In which lines of the data does the string "this" appear? Copy every one.
=== Section Start ===
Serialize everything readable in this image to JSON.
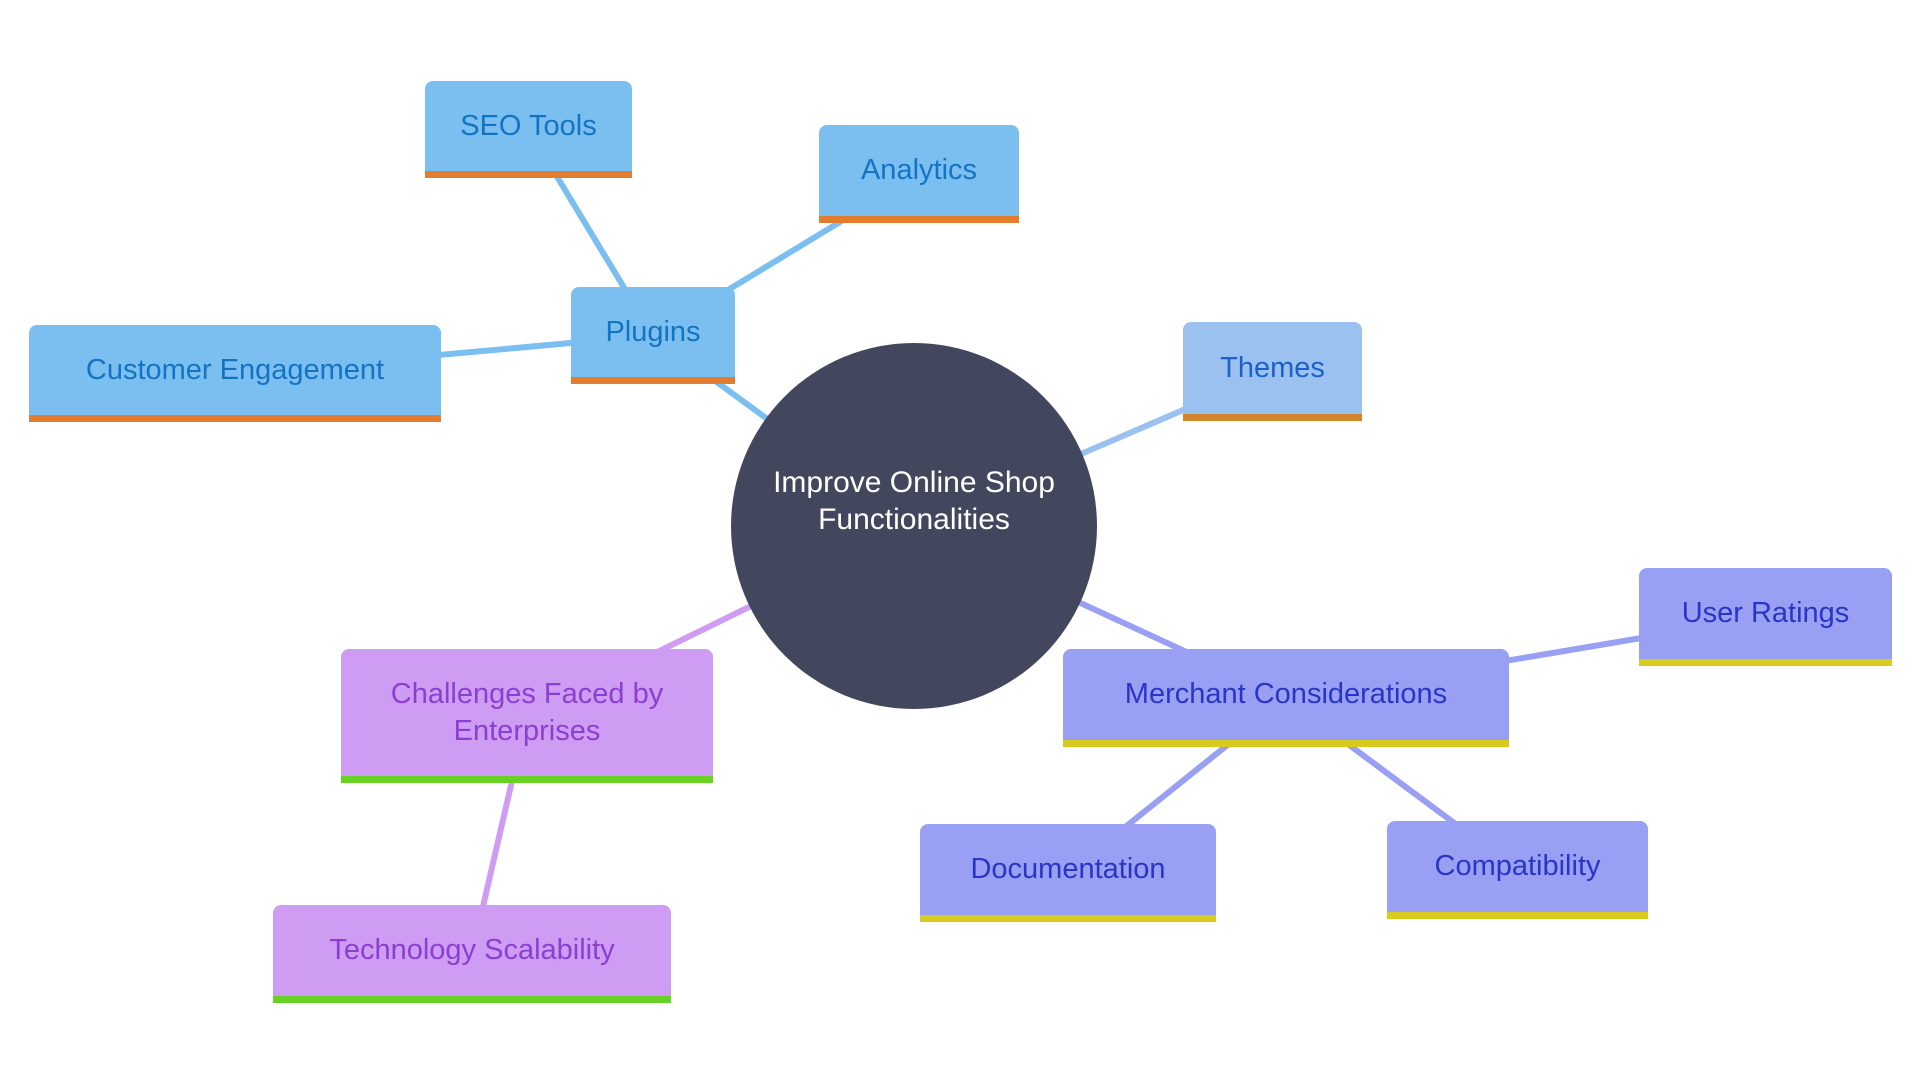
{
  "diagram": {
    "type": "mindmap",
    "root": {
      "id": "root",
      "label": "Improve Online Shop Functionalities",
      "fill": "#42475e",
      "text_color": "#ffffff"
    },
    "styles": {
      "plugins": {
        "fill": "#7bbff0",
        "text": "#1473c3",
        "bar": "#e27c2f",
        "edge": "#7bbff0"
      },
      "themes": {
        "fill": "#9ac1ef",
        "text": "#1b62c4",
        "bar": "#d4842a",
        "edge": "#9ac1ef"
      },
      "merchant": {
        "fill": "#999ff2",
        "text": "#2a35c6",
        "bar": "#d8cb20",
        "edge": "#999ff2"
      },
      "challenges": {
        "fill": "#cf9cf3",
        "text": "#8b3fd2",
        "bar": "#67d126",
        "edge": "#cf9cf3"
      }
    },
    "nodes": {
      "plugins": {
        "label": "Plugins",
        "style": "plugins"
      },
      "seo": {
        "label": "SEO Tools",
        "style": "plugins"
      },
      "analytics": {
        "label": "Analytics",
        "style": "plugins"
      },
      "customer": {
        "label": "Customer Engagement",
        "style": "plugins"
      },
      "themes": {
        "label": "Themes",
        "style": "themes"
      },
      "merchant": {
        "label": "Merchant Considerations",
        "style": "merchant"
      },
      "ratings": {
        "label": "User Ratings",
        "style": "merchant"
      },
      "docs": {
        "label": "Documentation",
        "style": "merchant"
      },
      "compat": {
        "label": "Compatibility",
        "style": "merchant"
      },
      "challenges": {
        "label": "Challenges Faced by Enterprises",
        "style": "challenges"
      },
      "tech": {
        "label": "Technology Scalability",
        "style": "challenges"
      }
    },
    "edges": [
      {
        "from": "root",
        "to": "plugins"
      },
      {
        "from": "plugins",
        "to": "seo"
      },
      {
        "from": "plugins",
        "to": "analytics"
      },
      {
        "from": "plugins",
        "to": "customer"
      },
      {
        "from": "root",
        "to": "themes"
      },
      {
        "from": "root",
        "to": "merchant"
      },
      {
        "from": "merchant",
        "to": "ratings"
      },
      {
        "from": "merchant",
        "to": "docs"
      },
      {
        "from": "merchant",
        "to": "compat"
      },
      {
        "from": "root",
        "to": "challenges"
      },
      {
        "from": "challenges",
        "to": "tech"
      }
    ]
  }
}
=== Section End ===
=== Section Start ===
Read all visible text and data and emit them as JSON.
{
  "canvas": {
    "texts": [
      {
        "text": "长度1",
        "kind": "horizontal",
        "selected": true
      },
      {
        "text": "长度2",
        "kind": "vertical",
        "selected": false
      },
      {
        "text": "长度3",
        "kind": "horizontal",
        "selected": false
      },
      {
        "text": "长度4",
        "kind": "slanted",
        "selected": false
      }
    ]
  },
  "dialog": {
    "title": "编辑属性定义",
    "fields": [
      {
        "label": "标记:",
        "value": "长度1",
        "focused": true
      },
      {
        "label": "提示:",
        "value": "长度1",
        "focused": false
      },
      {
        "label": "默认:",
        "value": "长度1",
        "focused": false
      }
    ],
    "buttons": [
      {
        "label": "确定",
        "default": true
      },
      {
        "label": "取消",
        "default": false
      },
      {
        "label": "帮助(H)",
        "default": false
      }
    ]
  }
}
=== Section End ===
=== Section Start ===
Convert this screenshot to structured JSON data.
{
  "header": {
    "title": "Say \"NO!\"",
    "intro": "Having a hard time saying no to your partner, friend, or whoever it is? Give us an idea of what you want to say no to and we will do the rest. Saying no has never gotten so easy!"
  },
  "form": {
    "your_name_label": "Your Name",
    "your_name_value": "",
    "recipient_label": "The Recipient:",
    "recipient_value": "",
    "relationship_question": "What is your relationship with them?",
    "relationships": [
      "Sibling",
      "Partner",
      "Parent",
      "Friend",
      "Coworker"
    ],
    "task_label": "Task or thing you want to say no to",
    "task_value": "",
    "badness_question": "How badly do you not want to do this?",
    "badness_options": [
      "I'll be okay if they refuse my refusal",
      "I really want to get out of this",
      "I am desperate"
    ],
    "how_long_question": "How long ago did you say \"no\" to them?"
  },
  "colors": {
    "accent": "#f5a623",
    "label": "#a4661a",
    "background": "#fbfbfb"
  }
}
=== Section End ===
*Task answer*:
Serialize everything readable in this image to JSON.
Convert this screenshot to structured JSON data.
    "badness_question": "How badly do you not want to do this?",
      "I really want to get out of this",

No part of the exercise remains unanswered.